"I don't think you can underestimate the respect he had in the legal community and the justice community, particularly at that time, when he was mayor," he added. "For this sort of tragic third act in the Rudy opera to be punctuated by the feds raiding his apartment is truly stunning, is sickening."

Avlon prepared Giuliani's addresses for the State of the City from 1999 to 2001 when Giuliani was the mayor of New York City and went on to served as the chief speechwriter and the deputy director of policy for Giuliani's 2008 presidential campaign.

Before Giuliani was elected as mayor, he was appointed to be the U.S. Attorney for the Southern District of New York in 1983 by then-President Ronald Reagan. The office is considered one of the highest profile in the country and known for being very independent and nonpartisan.

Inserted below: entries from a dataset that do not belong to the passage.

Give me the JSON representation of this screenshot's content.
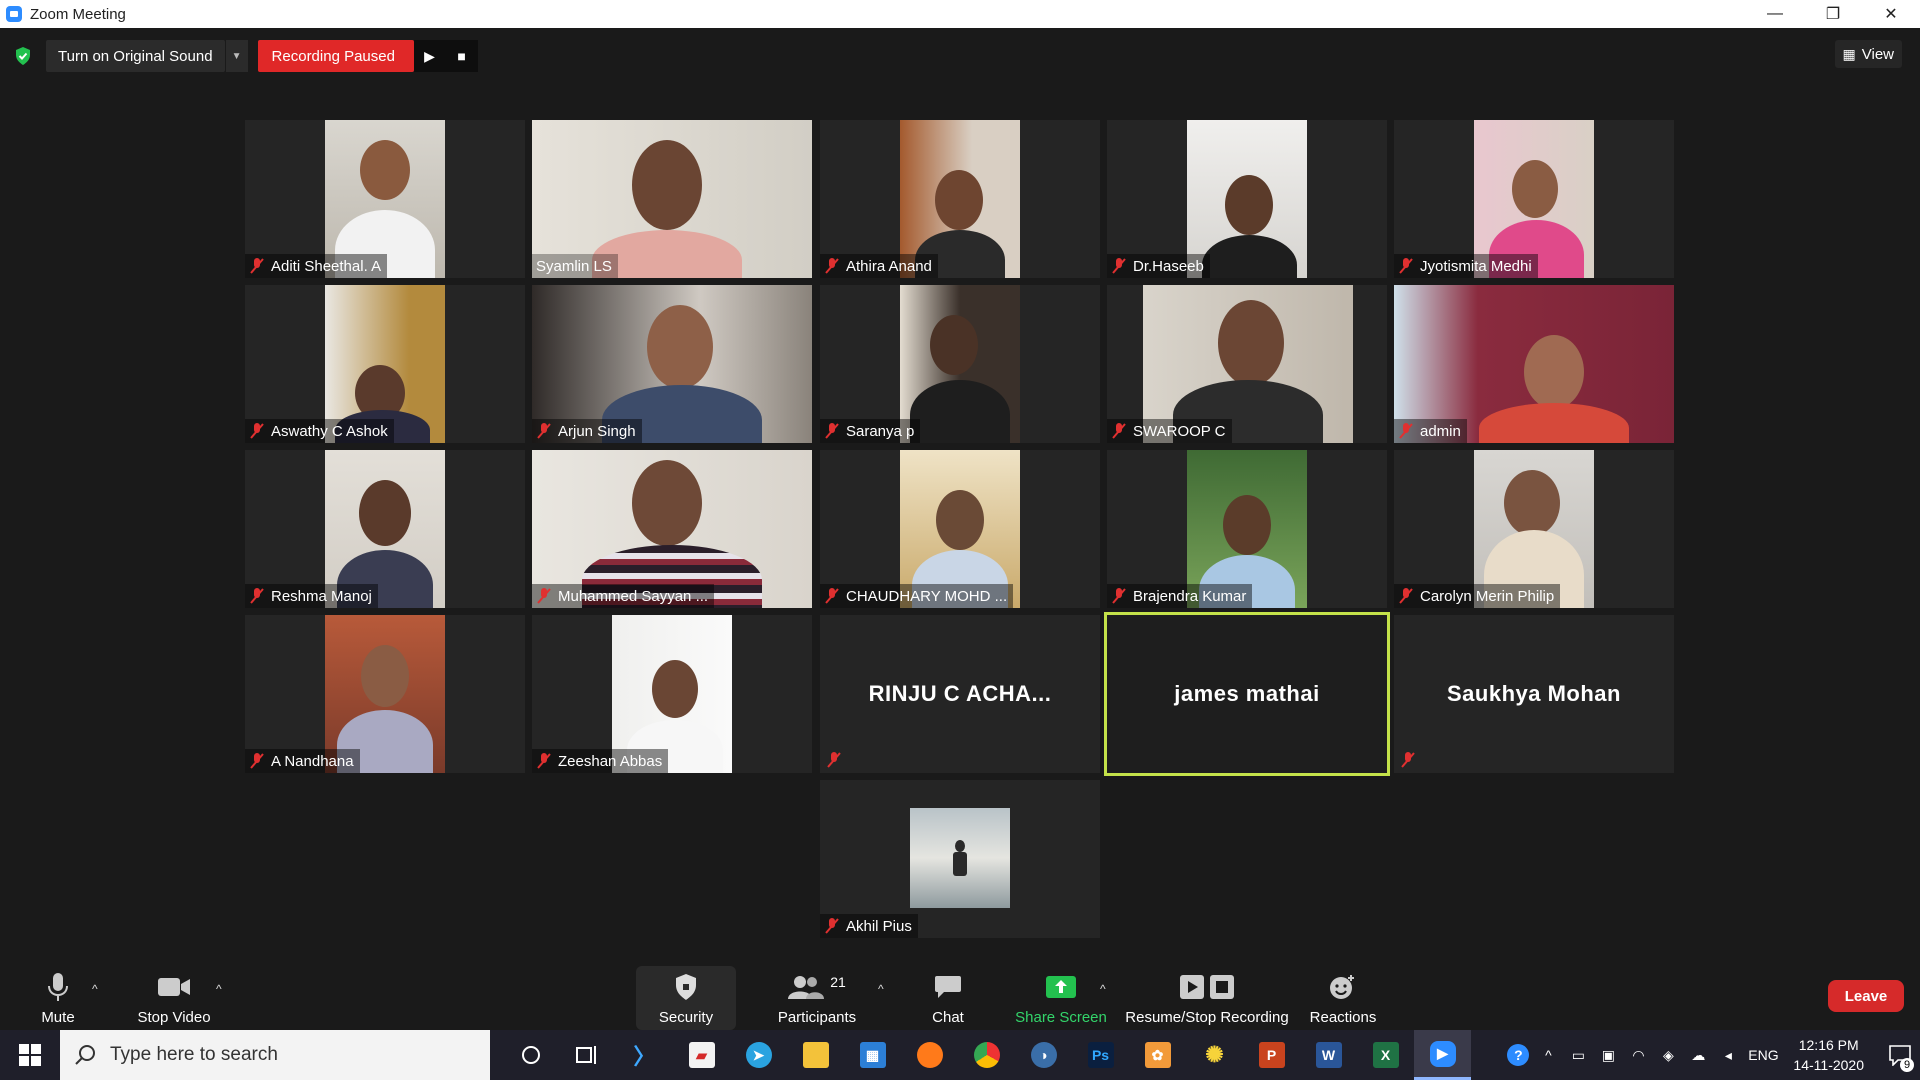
{
  "window": {
    "title": "Zoom Meeting",
    "controls": {
      "minimize": "—",
      "restore": "❐",
      "close": "✕"
    }
  },
  "top_bar": {
    "original_sound": "Turn on Original Sound",
    "recording_status": "Recording Paused",
    "view_label": "View"
  },
  "participants": [
    {
      "name": "Aditi Sheethal. A"
    },
    {
      "name": "Syamlin LS"
    },
    {
      "name": "Athira Anand"
    },
    {
      "name": "Dr.Haseeb"
    },
    {
      "name": "Jyotismita Medhi"
    },
    {
      "name": "Aswathy C Ashok"
    },
    {
      "name": "Arjun Singh"
    },
    {
      "name": "Saranya p"
    },
    {
      "name": "SWAROOP C"
    },
    {
      "name": "admin"
    },
    {
      "name": "Reshma Manoj"
    },
    {
      "name": "Muhammed Sayyan ..."
    },
    {
      "name": "CHAUDHARY MOHD ..."
    },
    {
      "name": "Brajendra Kumar"
    },
    {
      "name": "Carolyn Merin Philip"
    },
    {
      "name": "A Nandhana"
    },
    {
      "name": "Zeeshan Abbas"
    },
    {
      "name": "RINJU  C  ACHA..."
    },
    {
      "name": "james mathai"
    },
    {
      "name": "Saukhya Mohan"
    },
    {
      "name": "Akhil Pius"
    }
  ],
  "toolbar": {
    "mute": "Mute",
    "stop_video": "Stop Video",
    "security": "Security",
    "participants": "Participants",
    "participants_count": "21",
    "chat": "Chat",
    "share_screen": "Share Screen",
    "recording": "Resume/Stop Recording",
    "reactions": "Reactions",
    "leave": "Leave"
  },
  "taskbar": {
    "search_placeholder": "Type here to search",
    "language": "ENG",
    "time": "12:16 PM",
    "date": "14-11-2020",
    "notification_count": "9"
  },
  "colors": {
    "recording_red": "#e02828",
    "active_speaker": "#c4e24a",
    "share_green": "#33d46a",
    "leave_red": "#d62a2a"
  }
}
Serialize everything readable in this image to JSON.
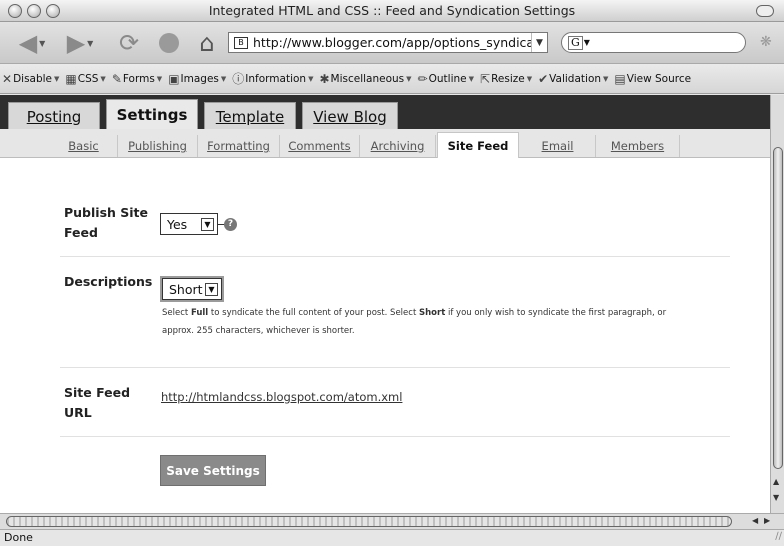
{
  "window": {
    "title": "Integrated HTML and CSS :: Feed and Syndication Settings"
  },
  "navbar": {
    "url": "http://www.blogger.com/app/options_syndicati",
    "search_text": "G"
  },
  "devbar": {
    "items": [
      {
        "label": "Disable",
        "icon": "x-icon"
      },
      {
        "label": "CSS",
        "icon": "css-icon"
      },
      {
        "label": "Forms",
        "icon": "forms-icon"
      },
      {
        "label": "Images",
        "icon": "images-icon"
      },
      {
        "label": "Information",
        "icon": "information-icon"
      },
      {
        "label": "Miscellaneous",
        "icon": "miscellaneous-icon"
      },
      {
        "label": "Outline",
        "icon": "outline-icon"
      },
      {
        "label": "Resize",
        "icon": "resize-icon"
      },
      {
        "label": "Validation",
        "icon": "validation-icon"
      },
      {
        "label": "View Source",
        "icon": "view-source-icon"
      }
    ]
  },
  "tabs": [
    {
      "label": "Posting"
    },
    {
      "label": "Settings",
      "active": true
    },
    {
      "label": "Template"
    },
    {
      "label": "View Blog"
    }
  ],
  "subtabs": [
    {
      "label": "Basic"
    },
    {
      "label": "Publishing"
    },
    {
      "label": "Formatting"
    },
    {
      "label": "Comments"
    },
    {
      "label": "Archiving"
    },
    {
      "label": "Site Feed",
      "active": true
    },
    {
      "label": "Email"
    },
    {
      "label": "Members"
    }
  ],
  "form": {
    "publish": {
      "label_line1": "Publish Site",
      "label_line2": "Feed",
      "value": "Yes",
      "help": "?"
    },
    "descriptions": {
      "label": "Descriptions",
      "value": "Short",
      "hint_part1": "Select ",
      "hint_bold1": "Full",
      "hint_part2": " to syndicate the full content of your post. Select ",
      "hint_bold2": "Short",
      "hint_part3": " if you only wish to syndicate the first paragraph, or",
      "hint_line2": "approx. 255 characters, whichever is shorter."
    },
    "feed_url": {
      "label_line1": "Site Feed",
      "label_line2": "URL",
      "value": "http://htmlandcss.blogspot.com/atom.xml"
    },
    "save_label": "Save Settings"
  },
  "status": {
    "text": "Done"
  },
  "colors": {
    "tabstrip": "#2e2e2e",
    "save_button": "#8a8a8a"
  }
}
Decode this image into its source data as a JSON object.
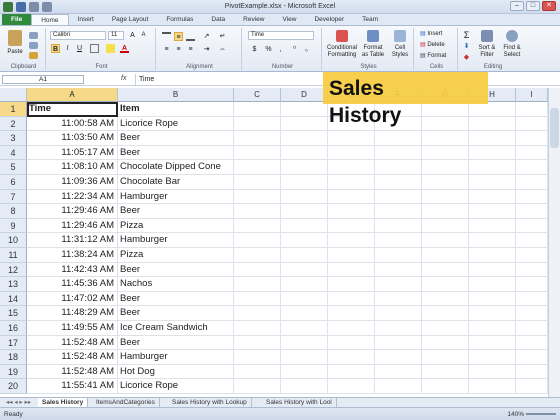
{
  "window": {
    "title": "PivotExample.xlsx - Microsoft Excel",
    "minimize": "–",
    "maximize": "□",
    "close": "✕"
  },
  "tabs": [
    "File",
    "Home",
    "Insert",
    "Page Layout",
    "Formulas",
    "Data",
    "Review",
    "View",
    "Developer",
    "Team"
  ],
  "ribbon": {
    "clipboard": {
      "paste": "Paste",
      "label": "Clipboard"
    },
    "font": {
      "name": "Calibri",
      "size": "11",
      "bold": "B",
      "italic": "I",
      "underline": "U",
      "label": "Font"
    },
    "alignment": {
      "label": "Alignment"
    },
    "number": {
      "format": "Time",
      "dollar": "$",
      "percent": "%",
      "comma": ",",
      "label": "Number"
    },
    "styles": {
      "conditional": "Conditional Formatting",
      "format_table": "Format as Table",
      "cell_styles": "Cell Styles",
      "label": "Styles"
    },
    "cells": {
      "insert": "Insert",
      "delete": "Delete",
      "format": "Format",
      "label": "Cells"
    },
    "editing": {
      "sum": "Σ",
      "sort": "Sort & Filter",
      "find": "Find & Select",
      "label": "Editing"
    }
  },
  "formula_bar": {
    "name_box": "A1",
    "fx": "fx",
    "value": "Time"
  },
  "columns": [
    "A",
    "B",
    "C",
    "D",
    "E",
    "F",
    "G",
    "H",
    "I"
  ],
  "rows": [
    {
      "n": "1",
      "time": "Time",
      "item": "Item"
    },
    {
      "n": "2",
      "time": "11:00:58 AM",
      "item": "Licorice Rope"
    },
    {
      "n": "3",
      "time": "11:03:50 AM",
      "item": "Beer"
    },
    {
      "n": "4",
      "time": "11:05:17 AM",
      "item": "Beer"
    },
    {
      "n": "5",
      "time": "11:08:10 AM",
      "item": "Chocolate Dipped Cone"
    },
    {
      "n": "6",
      "time": "11:09:36 AM",
      "item": "Chocolate Bar"
    },
    {
      "n": "7",
      "time": "11:22:34 AM",
      "item": "Hamburger"
    },
    {
      "n": "8",
      "time": "11:29:46 AM",
      "item": "Beer"
    },
    {
      "n": "9",
      "time": "11:29:46 AM",
      "item": "Pizza"
    },
    {
      "n": "10",
      "time": "11:31:12 AM",
      "item": "Hamburger"
    },
    {
      "n": "11",
      "time": "11:38:24 AM",
      "item": "Pizza"
    },
    {
      "n": "12",
      "time": "11:42:43 AM",
      "item": "Beer"
    },
    {
      "n": "13",
      "time": "11:45:36 AM",
      "item": "Nachos"
    },
    {
      "n": "14",
      "time": "11:47:02 AM",
      "item": "Beer"
    },
    {
      "n": "15",
      "time": "11:48:29 AM",
      "item": "Beer"
    },
    {
      "n": "16",
      "time": "11:49:55 AM",
      "item": "Ice Cream Sandwich"
    },
    {
      "n": "17",
      "time": "11:52:48 AM",
      "item": "Beer"
    },
    {
      "n": "18",
      "time": "11:52:48 AM",
      "item": "Hamburger"
    },
    {
      "n": "19",
      "time": "11:52:48 AM",
      "item": "Hot Dog"
    },
    {
      "n": "20",
      "time": "11:55:41 AM",
      "item": "Licorice Rope"
    }
  ],
  "callout": {
    "line1": "Sales",
    "line2": "History"
  },
  "sheet_tabs": [
    "Sales History",
    "ItemsAndCategories",
    "Sales History with Lookup",
    "Sales History with Lool"
  ],
  "status": {
    "ready": "Ready",
    "zoom": "140%"
  },
  "colors": {
    "callout": "#f7cc3e",
    "file_tab": "#2f8a3b",
    "selected_header": "#f6d889"
  }
}
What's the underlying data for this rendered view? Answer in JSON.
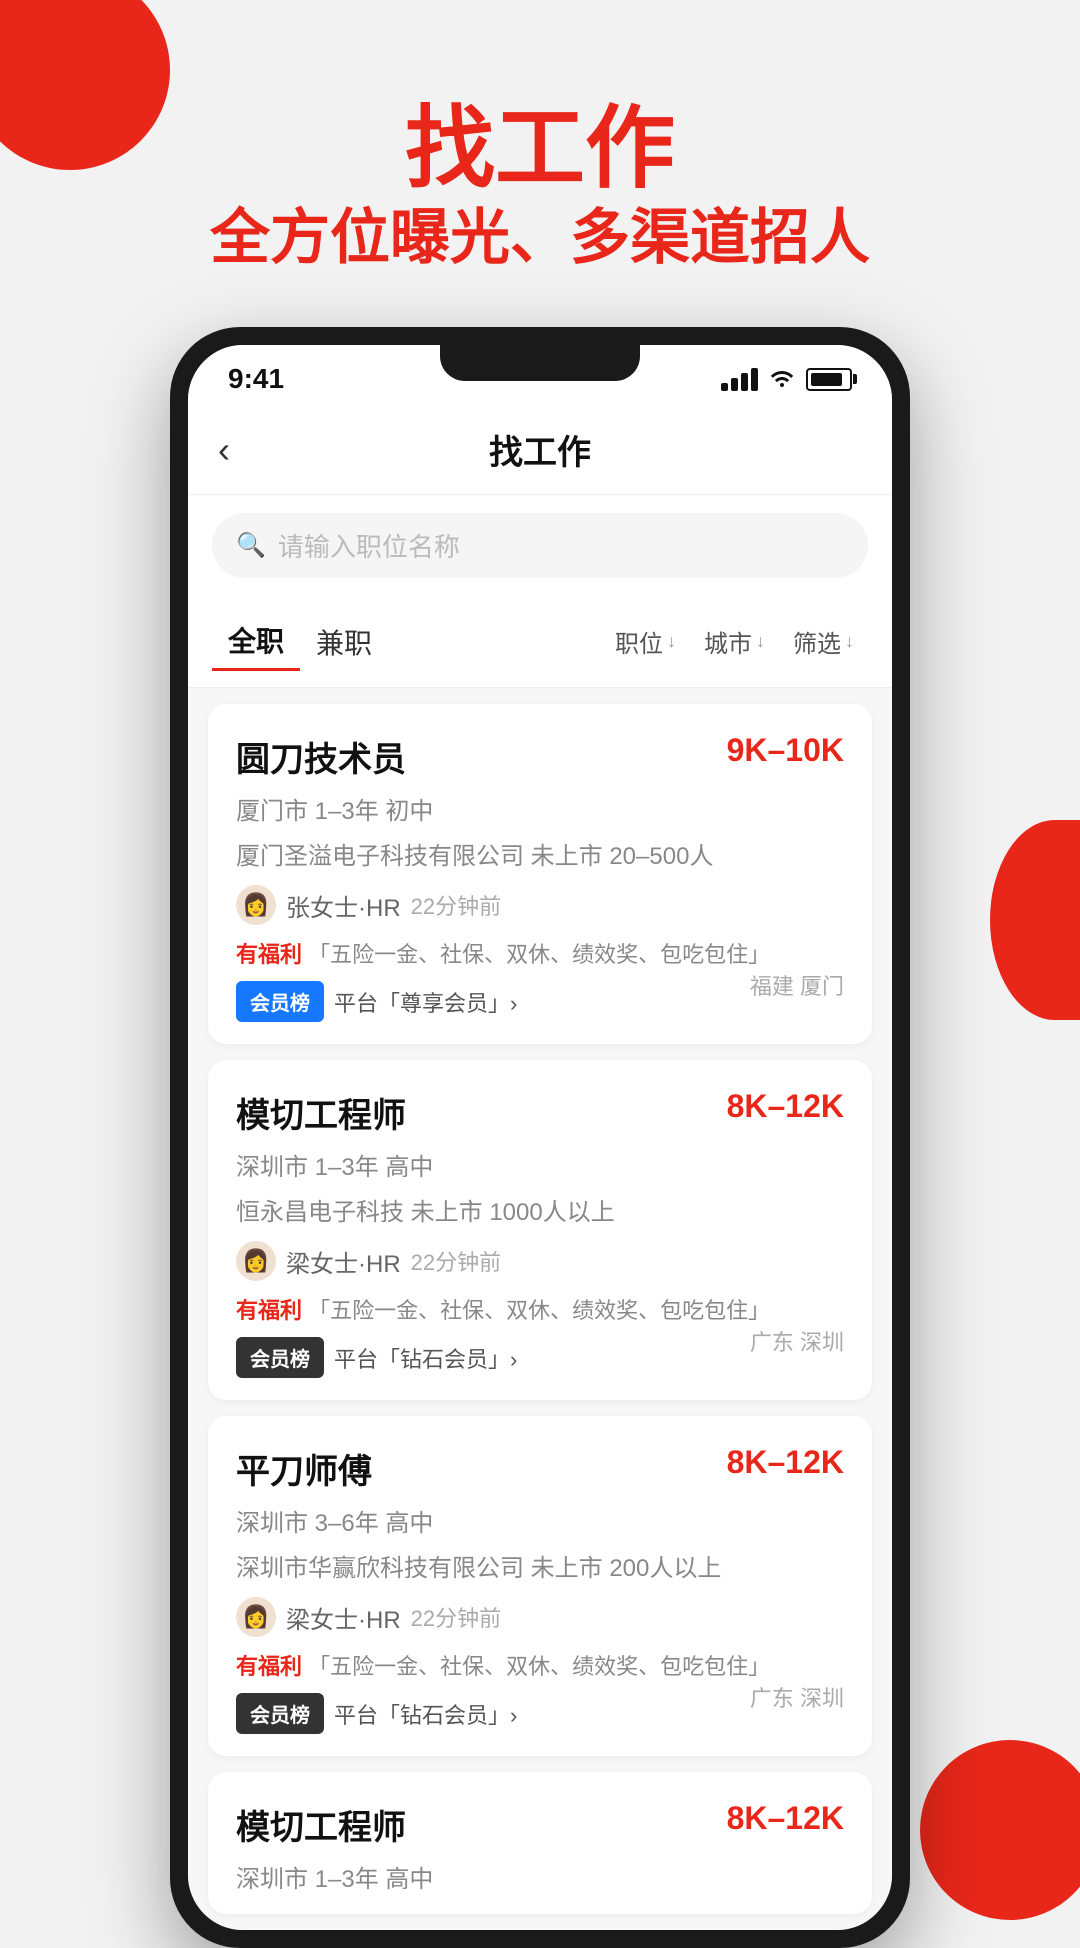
{
  "header": {
    "title": "找工作",
    "subtitle": "全方位曝光、多渠道招人"
  },
  "status_bar": {
    "time": "9:41",
    "signal": "signal",
    "wifi": "wifi",
    "battery": "battery"
  },
  "nav": {
    "back_label": "‹",
    "title": "找工作"
  },
  "search": {
    "placeholder": "请输入职位名称"
  },
  "filter": {
    "tabs": [
      {
        "label": "全职",
        "active": true
      },
      {
        "label": "兼职",
        "active": false
      }
    ],
    "buttons": [
      {
        "label": "职位 ↓"
      },
      {
        "label": "城市 ↓"
      },
      {
        "label": "筛选 ↓"
      }
    ]
  },
  "jobs": [
    {
      "title": "圆刀技术员",
      "salary": "9K–10K",
      "meta": "厦门市  1–3年  初中",
      "company": "厦门圣溢电子科技有限公司  未上市  20–500人",
      "hr_name": "张女士·HR",
      "hr_time": "22分钟前",
      "benefits_label": "有福利",
      "benefits": "「五险一金、社保、双休、绩效奖、包吃包住」",
      "location": "福建 厦门",
      "badge_type": "blue",
      "badge_label": "会员榜",
      "badge_text": "平台「尊享会员」›"
    },
    {
      "title": "模切工程师",
      "salary": "8K–12K",
      "meta": "深圳市  1–3年  高中",
      "company": "恒永昌电子科技  未上市  1000人以上",
      "hr_name": "梁女士·HR",
      "hr_time": "22分钟前",
      "benefits_label": "有福利",
      "benefits": "「五险一金、社保、双休、绩效奖、包吃包住」",
      "location": "广东 深圳",
      "badge_type": "dark",
      "badge_label": "会员榜",
      "badge_text": "平台「钻石会员」›"
    },
    {
      "title": "平刀师傅",
      "salary": "8K–12K",
      "meta": "深圳市  3–6年  高中",
      "company": "深圳市华赢欣科技有限公司  未上市  200人以上",
      "hr_name": "梁女士·HR",
      "hr_time": "22分钟前",
      "benefits_label": "有福利",
      "benefits": "「五险一金、社保、双休、绩效奖、包吃包住」",
      "location": "广东 深圳",
      "badge_type": "dark",
      "badge_label": "会员榜",
      "badge_text": "平台「钻石会员」›"
    },
    {
      "title": "模切工程师",
      "salary": "8K–12K",
      "meta": "深圳市  1–3年  高中",
      "company": "",
      "hr_name": "",
      "hr_time": "",
      "benefits_label": "",
      "benefits": "",
      "location": "",
      "badge_type": "",
      "badge_label": "",
      "badge_text": ""
    }
  ]
}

During his time in that post, Giuliani led the federal prosecution of New York City Mafia bosses in the 1980s known as the Mafia Commission Trial, which led to the conviction of eight organized crime figures.

However, Giuliani's legal reputation has declined since then, especially in recent years as he became former President Donald Trump's personal attorney. In the past year, he represented Trump in a series of failed lawsuits seeking to overturn the results of the 2020 presidential election.

Rudy Giuliani Feds Raid Ukraine
Rudy Giuliani talks to journalists outside the White House on July 1, 2020. Giuliani's New York City apartment was raided on Wednesday by federal investigators. Chip Somodevilla/Getty

"It was also a remarkable moment in Mr. Giuliani's long arc as a public figure," reporter at The New York Times, who broke the feds raid, noted on Wednesday. "As mayor, Mr. Giuliani won national recognition for steering New York through the dark days after the September 11 attacks, and earlier in his career, he led the same U.S. attorney's office in Manhattan that is investigating him now, earning a reputation as a hard-charging prosecutor who took on organized crime and corrupt politicians."

On Wednesday, FBI agents executed a search warrant in connection to Giuliani's ties to Ukraine. Federal authorities have largely focused on whether the former mayor illegally lobbied the Trump administration on behalf of Ukranian officials, who were allegedly digging up dirt on Trump's then-rival President Joe Biden and his son, Hunter.

The search warrant against Giuliani had been blocked by the Justice Department under the Trump administration for nearly two years, but the objections were lifted earlier this year after Merrick Garland was confirmed as Biden's new attorney general.

While Giuliani's lawyer, Robert Costello, called the search warrants a "corrupt double standard" against Republican officials, Avlon said he doesn't believe the investigation is in any way politicized.

"I don't think it's evidence of a politicized justice department," Avlon said. "I think that's kind of an ironic accusation by people from the Trump orbit, but it is tragic and [Giuliani] deserves to be remembered for more than this last act. But I'm afraid it will overshadow his other accomplishments."

Newsweek reached out to Giuliani's team for further comment but did not hear back before publication.